Marc Andreessen, co-founder of Andreessen Horowitz Investments, said the breaking up of large technology companies is "a major trend" that will continue over the next five years. These companies are too undervalued, and splitting up will unlock some of that value.
He added that large companies are looking to get smaller via breakups in order to adapt to the rapidly changing industries in which they operate. Investors need to understand that breaking up a company is a difficult and long process, not one that happens overnight.
Andreessen said he continues to like Twitter (TWTR) because the business is growing incredibly fast and management continues to do "amazing things." Bitcoin is building out a global payments network that has a ton of potential in the future. He is not worried about the price of the bitcoin currency because he is focused on the technology and infrastructure. He likes the "smart watch" concept but is not sure if it will gain traction right away.
Kelly said the technology in bitcoin has a lot of room to grow while the bitcoin currency seems to have support somewhere near $300. Najarian said the technology sector appears undervalued.
Alethia Young, biotechnology analyst at Deutsche Bank, said shares of Arrowhead Research (ARWR) seem oversold near current levels. The firm maintained its buy rating but lowered its price target to $20 following the release of its Phase II results for its Hepatitis B drug. The company has a presentation on Nov. 10 that should provide more details on the treatment.
Kelly said the volatility is too hard to stomach for many individual biotech names. For that reason, investors should consider buying the iShares Nasdaq Biotechnology ETF (IBB) or the SPDR Biotech ETF (XBI) if they want exposure to the industry.
Najarian said investors who are buying "high-risk, high-reward" biotech stocks should consider using options as a way to limit risk.

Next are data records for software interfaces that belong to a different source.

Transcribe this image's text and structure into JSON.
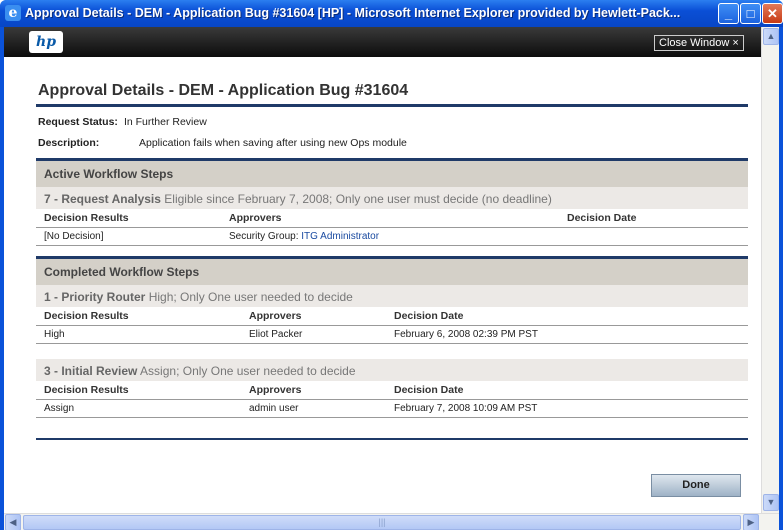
{
  "window": {
    "title": "Approval Details - DEM - Application Bug #31604 [HP] - Microsoft Internet Explorer provided by Hewlett-Pack...",
    "min_label": "_",
    "max_label": "□",
    "close_label": "✕"
  },
  "header": {
    "logo_text": "hp",
    "close_window_label": "Close Window ×"
  },
  "page": {
    "title": "Approval Details - DEM - Application Bug #31604",
    "request_status_label": "Request Status:",
    "request_status_value": "In Further Review",
    "description_label": "Description:",
    "description_value": "Application fails when saving after using new Ops module"
  },
  "active": {
    "heading": "Active Workflow Steps",
    "steps": [
      {
        "name": "7 - Request Analysis",
        "info": "Eligible since February 7, 2008; Only one user must decide (no deadline)",
        "columns": [
          "Decision Results",
          "Approvers",
          "Decision Date"
        ],
        "rows": [
          {
            "result": "[No Decision]",
            "approver_prefix": "Security Group: ",
            "approver_link": "ITG Administrator",
            "date": ""
          }
        ]
      }
    ]
  },
  "completed": {
    "heading": "Completed Workflow Steps",
    "steps": [
      {
        "name": "1 - Priority Router",
        "info": "High; Only One user needed to decide",
        "columns": [
          "Decision Results",
          "Approvers",
          "Decision Date"
        ],
        "rows": [
          {
            "result": "High",
            "approver": "Eliot Packer",
            "date": "February 6, 2008 02:39 PM PST"
          }
        ]
      },
      {
        "name": "3 - Initial Review",
        "info": "Assign; Only One user needed to decide",
        "columns": [
          "Decision Results",
          "Approvers",
          "Decision Date"
        ],
        "rows": [
          {
            "result": "Assign",
            "approver": "admin user",
            "date": "February 7, 2008 10:09 AM PST"
          }
        ]
      }
    ]
  },
  "actions": {
    "done_label": "Done"
  },
  "scroll": {
    "up": "▲",
    "down": "▼",
    "left": "◀",
    "right": "▶",
    "grip": "|||"
  }
}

Adami said he continues to be a buyer of Gilead Sciences (GILD) .
-- Written by Bret Kenwell in Petoskey, Mich.